Thousands displaced by Boko Haram flood Nigeria city
Thousands of people fleeing the latest Boko Haram violence have poured into the embattled Nigerian city of Maiduguri, putting pressure on camps for the displaced as rescue workers try to cope with the influx.
Maiduguri: Thousands of people fleeing the latest Boko Haram violence have poured into the embattled Nigerian city of Maiduguri, putting pressure on camps for the displaced as rescue workers try to cope with the influx.
A group of 5,000 people, most of them women and children, reached the Borno state capital on Monday after escaping the Islamists` weekend takeover of the nearby town of Monguno, officials said.
"We trekked throughout Sunday through the bushes and did not relent, even at night," said Karimu Usman, a Monguno community leader, who told reporters he led a group of 300 others on the overnight march.
Many of those who fled only arrived after escaping a massive Boko Haram attack on the town of Baga earlier this month, which reportedly killed hundreds of people, destroyed thousands of homes and prompted global outrage.
Boko Haram has taken over much of northeast Nigeria and the insurgents seem capable of attacking large population centres at will.
Election officials have admitted that it will be impossible to organise polling across much of the northeast for the country`s February 14 vote. The United Nations has said there are more than one million internally displaced people (IDPs) in the region, and hundreds of thousands of them have sought sanctuary in Maiduguri, swelling a population estimated last year at over two million.
Faisal Gaal, project coordinator in Borno for the medical charity Doctors Without Borders (MSF), said the IDP population in Maiduguri is reaching unsustainable levels and straining resources.
There were 7,000 cases of cholera recorded in the city between September and December, half of them in IDP camps, and sanitation remained dire, according to MSF.
Gaal said keeping track of those displaced has been a challenge because of the relentless attacks, which has forced people to run from town to town in search of refuge.
One elderly man ran from Baga, in the far north of Borno, and wandered confused and alone in the bush for 17 days before local hunters guided him to Monguno, 137 kilometres (85 miles) by road from Maiduguri.
Gaal said he met the man in Monguno on Friday and had planned to visit him again this week "but unfortunately Monguno was taken" by Boko Haram on Sunday.
"We don`t know where he is now," Gaal told AFP.
The MSF official said mothers on the run were afraid their sons would be conscripted to join the vigilante groups who are helping the military fight Boko Haram.
One woman in Monguno "was dressing her son as a girl to keep him from being drafted", Gaal said.
While some mothers are taking measures to protect their sons, a growing concern is the number of children arriving in camps without parents, said Abubakr Bashir Bakri, MSF`s head of mission in Nigeria.
"There are many of them... We are concerned about (their) psychological state," he added.

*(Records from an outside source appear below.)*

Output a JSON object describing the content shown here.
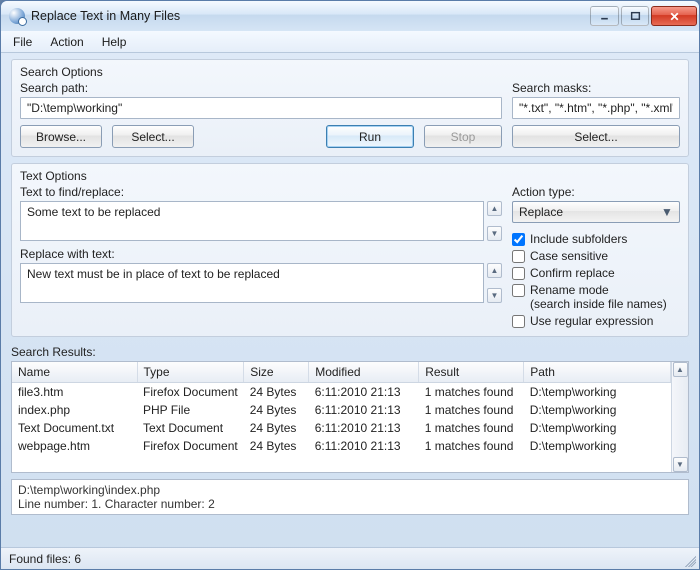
{
  "window": {
    "title": "Replace Text in Many Files"
  },
  "menu": {
    "file": "File",
    "action": "Action",
    "help": "Help"
  },
  "search_options": {
    "group_title": "Search Options",
    "path_label": "Search path:",
    "path_value": "\"D:\\temp\\working\"",
    "masks_label": "Search masks:",
    "masks_value": "\"*.txt\", \"*.htm\", \"*.php\", \"*.xml\"",
    "browse": "Browse...",
    "select_left": "Select...",
    "run": "Run",
    "stop": "Stop",
    "select_right": "Select..."
  },
  "text_options": {
    "group_title": "Text Options",
    "find_label": "Text to find/replace:",
    "find_value": "Some text to be replaced",
    "replace_label": "Replace with text:",
    "replace_value": "New text must be in place of text to be replaced",
    "action_type_label": "Action type:",
    "action_type_value": "Replace",
    "include_subfolders": "Include subfolders",
    "case_sensitive": "Case sensitive",
    "confirm_replace": "Confirm replace",
    "rename_mode_line1": "Rename mode",
    "rename_mode_line2": "(search inside file names)",
    "use_regex": "Use regular expression",
    "checks": {
      "include_subfolders": true,
      "case_sensitive": false,
      "confirm_replace": false,
      "rename_mode": false,
      "use_regex": false
    }
  },
  "results": {
    "label": "Search Results:",
    "columns": {
      "name": "Name",
      "type": "Type",
      "size": "Size",
      "modified": "Modified",
      "result": "Result",
      "path": "Path"
    },
    "rows": [
      {
        "name": "file3.htm",
        "type": "Firefox Document",
        "size": "24 Bytes",
        "modified": "6:11:2010  21:13",
        "result": "1 matches found",
        "path": "D:\\temp\\working"
      },
      {
        "name": "index.php",
        "type": "PHP File",
        "size": "24 Bytes",
        "modified": "6:11:2010  21:13",
        "result": "1 matches found",
        "path": "D:\\temp\\working"
      },
      {
        "name": "Text Document.txt",
        "type": "Text Document",
        "size": "24 Bytes",
        "modified": "6:11:2010  21:13",
        "result": "1 matches found",
        "path": "D:\\temp\\working"
      },
      {
        "name": "webpage.htm",
        "type": "Firefox Document",
        "size": "24 Bytes",
        "modified": "6:11:2010  21:13",
        "result": "1 matches found",
        "path": "D:\\temp\\working"
      }
    ]
  },
  "detail": {
    "line1": "D:\\temp\\working\\index.php",
    "line2": "Line number: 1. Character number: 2"
  },
  "status": {
    "text": "Found files: 6"
  }
}
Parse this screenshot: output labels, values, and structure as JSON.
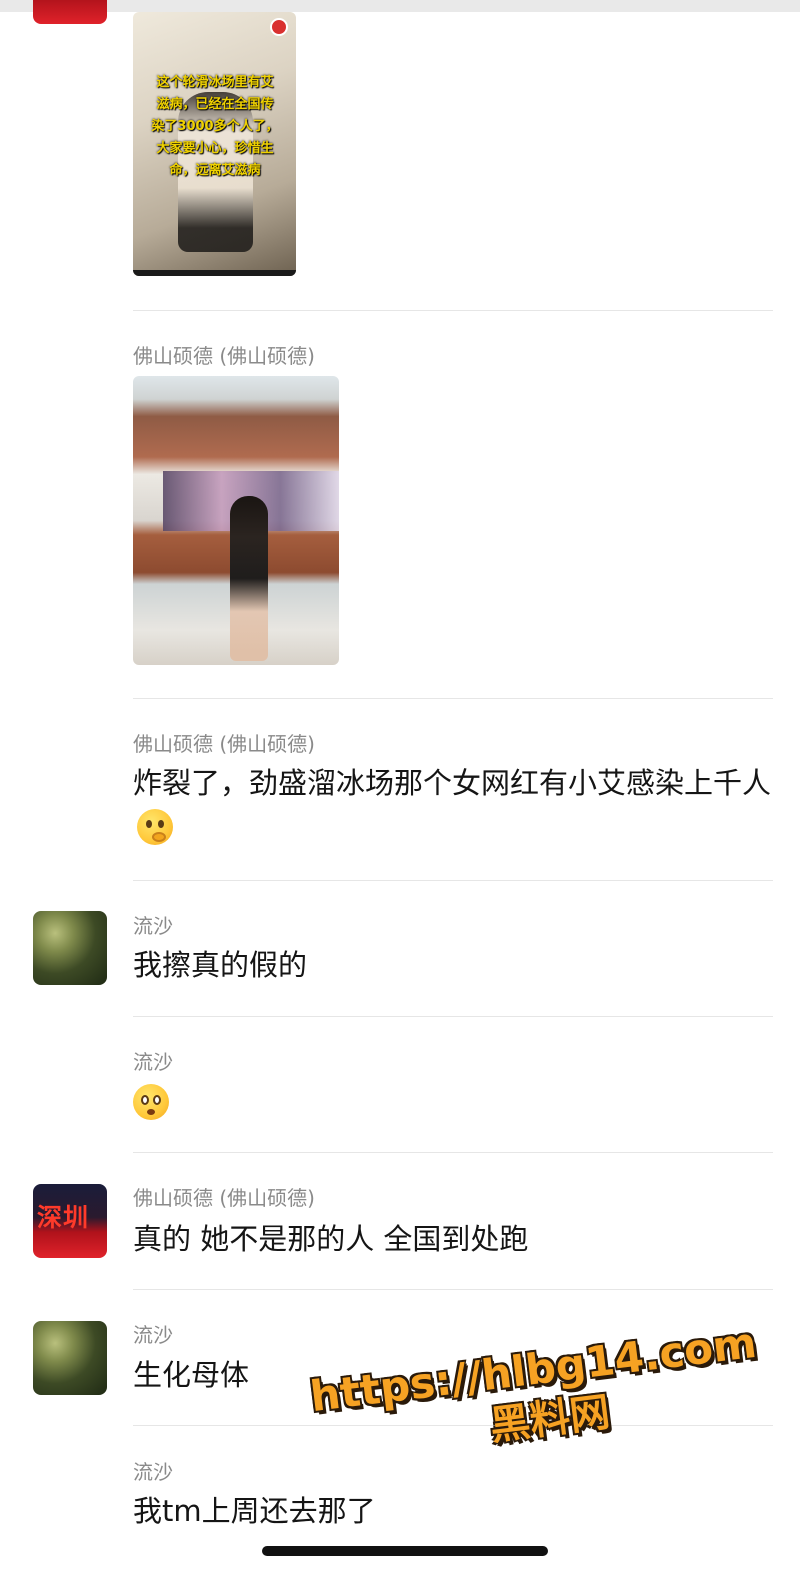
{
  "video_message": {
    "caption": "这个轮滑冰场里有艾滋病，已经在全国传染了3000多个人了，大家要小心，珍惜生命，远离艾滋病"
  },
  "messages": [
    {
      "sender": "佛山硕德 (佛山硕德)",
      "type": "image"
    },
    {
      "sender": "佛山硕德 (佛山硕德)",
      "text": "炸裂了，劲盛溜冰场那个女网红有小艾感染上千人",
      "emoji": "face-with-hand-over-mouth"
    },
    {
      "sender": "流沙",
      "text": "我擦真的假的"
    },
    {
      "sender": "流沙",
      "emoji": "flushed-face"
    },
    {
      "sender": "佛山硕德 (佛山硕德)",
      "text": "真的 她不是那的人 全国到处跑"
    },
    {
      "sender": "流沙",
      "text": "生化母体"
    },
    {
      "sender": "流沙",
      "text": "我tm上周还去那了"
    }
  ],
  "avatars": {
    "foshan": {
      "text": "深圳",
      "color": "#d32029"
    },
    "liusha": {
      "color": "#4a5a2e"
    }
  },
  "watermark": {
    "url": "https://hlbg14.com",
    "name": "黑料网"
  }
}
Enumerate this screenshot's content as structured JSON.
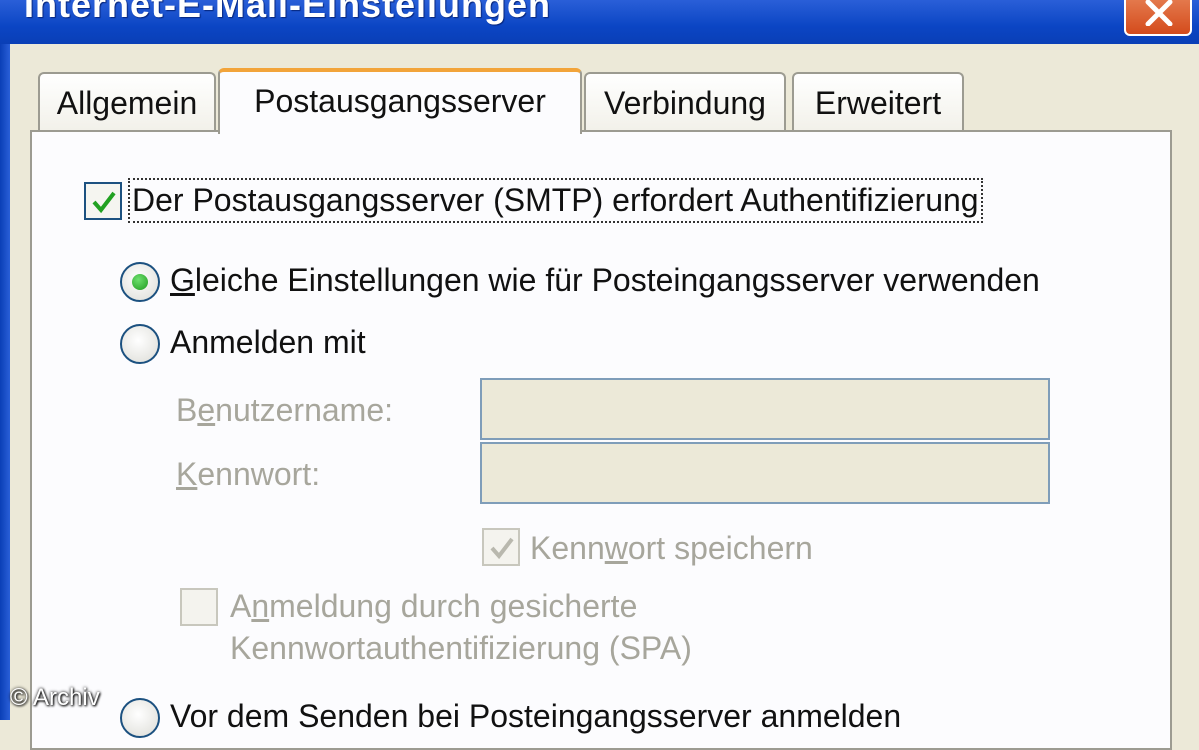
{
  "window": {
    "title": "Internet-E-Mail-Einstellungen",
    "close_icon": "close-icon"
  },
  "tabs": [
    {
      "label": "Allgemein",
      "active": false
    },
    {
      "label": "Postausgangsserver",
      "active": true
    },
    {
      "label": "Verbindung",
      "active": false
    },
    {
      "label": "Erweitert",
      "active": false
    }
  ],
  "smtp_auth": {
    "label": "Der Postausgangsserver (SMTP) erfordert Authentifizierung",
    "checked": true
  },
  "options": {
    "same_settings": {
      "label_accel": "G",
      "label_rest": "leiche Einstellungen wie für Posteingangsserver verwenden",
      "selected": true
    },
    "login_with": {
      "label": "Anmelden mit",
      "selected": false
    },
    "login_before_send": {
      "label": "Vor dem Senden bei Posteingangsserver anmelden",
      "selected": false
    }
  },
  "credentials": {
    "username_label_pre": "B",
    "username_label_accel": "e",
    "username_label_post": "nutzername:",
    "username_value": "",
    "password_label_accel": "K",
    "password_label_post": "ennwort:",
    "password_value": "",
    "save_password_pre": "Kenn",
    "save_password_accel": "w",
    "save_password_post": "ort speichern",
    "save_password_checked": true,
    "spa_line1_pre": "A",
    "spa_line1_accel": "n",
    "spa_line1_post": "meldung durch gesicherte",
    "spa_line2": "Kennwortauthentifizierung (SPA)",
    "spa_checked": false
  },
  "watermark": "© Archiv",
  "colors": {
    "titlebar": "#0b45c4",
    "active_tab_accent": "#f2a43a",
    "check_green": "#21a121",
    "disabled_text": "#a7a69c"
  }
}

One woman who escaped, Saudatu Isufu, said Monguno was gripped by "a humanitarian crisis" but the town was currently inaccessible to aid groups following the Boko Haram takeover.
"People trapped there need to be rescued," she told reporters in Maiduguri.
Those who escaped needed to pass a security check before being allowed to enter Maiduguri, with the military worried that insurgents would try to infiltrate the state capital by blending in among the IDPs.
Abdulkadir Ibrahim, of Nigeria`s National Emergency Management Agency (NEMA), described the group that reached Maiduguri as "disturbed and hungry" and said rescue workers were trying to stabilise them.
Lack of relief staff on the ground has been a chronic problem in the northeast. MSF and other organisations have said they would like to reinforce their presence, especially in Maiduguri.
"The increasing number of people puts pressure on us (and) requires a lot of resources," Bakri said.
But with violence escalating and attacks impossible to predict, sending large teams to Borno was likely to be unrealistic in the short-term, he added.